Agricultural Research Service

Research Project: Chemistry of Natural Products for Nutraceutical Use, Pest Management and Crop Development

Location: Natural Products Utilization Research

Title: Low-dose pterostilbene but not resveratrol is a potent neuromodulator in aging and Alzheimer’s Disease

Authors
item Chang, Jaewon -
item Rimando, Agnes
item Pallas, Merce -
item Camins, Antoni -
item Porquet, David -
item Reeves, Jennifer -
item Shukitt-Hale, Barbara
item Smith, Mark -
item Joseph, James
item Casadesus, Gemma -

Submitted to: Neurobiology of Aging
Publication Type: Peer Reviewed Journal
Publication Acceptance Date: August 28, 2011
Publication Date: October 7, 2011
Citation: Chang, J., Rimando, A.M., Pallas, M., Camins, A., Porquet, D., Reeves, J., Shukitt Hale, B., Smith, M.A., Joseph, J.A., Casadesus, G. 2011. Low-dose pterostilbene but not resveratrol is a potent neuromodulator in aging and Alzheimer’s Disease. Neurobiology of Aging. 33:2062-2071.

Interpretive Summary: Recent studies have implicated resveratrol and pterostilbene, a resveratrol derivative, in the protection against age-related diseases including Alzheimer’s Disease (AD). The purpose of this study was to compare the effectiveness of resveratrol to that of pterostilbene at improving functional deficits and AD pathology in a mouse model of accelerated aging. Furthermore we sought to determine the mechanism of action responsible for functional improvements observed by studying cellular stress, inflammation and pathology markers known to be altered in AD. Two months of feeding significantly improved radial arm water maze performance in animals on pterostilbene-supplemented diet but not in animals on resveratrol-supplemented diet, compared to control diet fed animals. Importantly, markers of cellular stress, inflammation, and AD pathology were positively modulated by pterostilbene but not resveratrol. Taken together, our findings indicate that at equivalent doses pterostilbene is a more potent modulator of cognition and cellular stress than resveratrol in this animal model.
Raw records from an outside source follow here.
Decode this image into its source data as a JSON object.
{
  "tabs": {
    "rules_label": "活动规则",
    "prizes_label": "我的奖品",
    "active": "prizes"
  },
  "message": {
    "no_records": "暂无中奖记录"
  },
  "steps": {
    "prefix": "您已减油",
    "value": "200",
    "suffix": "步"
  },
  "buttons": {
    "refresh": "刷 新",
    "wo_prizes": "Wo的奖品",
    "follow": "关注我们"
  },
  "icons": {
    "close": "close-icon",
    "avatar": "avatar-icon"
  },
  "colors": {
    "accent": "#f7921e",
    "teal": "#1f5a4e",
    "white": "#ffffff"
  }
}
Technical Abstract: Recent studies have implicated resveratrol and pterostilbene, a resveratrol derivative, in the protection against age-related diseases including Alzheimer’s Disease (AD). However, the mechanism for the favorable effects of resveratrol in the brain remains unclear and little information about direct cross-comparisons between these analogs is rare. As such, the purpose of this study was to compare the effectiveness of diet-achievable supplementation of resveratrol to that of pterostilbene at improving functional deficits and AD pathology in the senescence-accelerated mouse prone 8 strain (SAMP8 mouse), a model of accelerated aging that is increasingly being validated as a model of sporadic/age-related AD. Furthermore we sought to determine the mechanism of action responsible for functional improvements observed by studying cellular stress, inflammation and pathology markers known to be altered in AD. Two months of pterostilbene diet but not resveratrol significantly improved radial arm water maze function in SAMP8 compared to control-fed animals. Neither resveratrol nor pterostilbene increased Sirt1 expression or downstream markers of Sirt1 activation. Importantly, markers of cellular stress, inflammation, and AD pathology were positively modulated by pterostilbene but not resveratrol and were associated with upregulation of PPAR alpha expression. Taken together our findings indicate that at equivalent and diet achievable doses pterostilbene is a more potent modulator of cognition and cellular stress than resveratrol, likely driven by increased PPAR alpha expression and increased lipophilicity due to substitution of hydroxy with methoxy group in pterostilbene.

Last Modified: 12/18/2014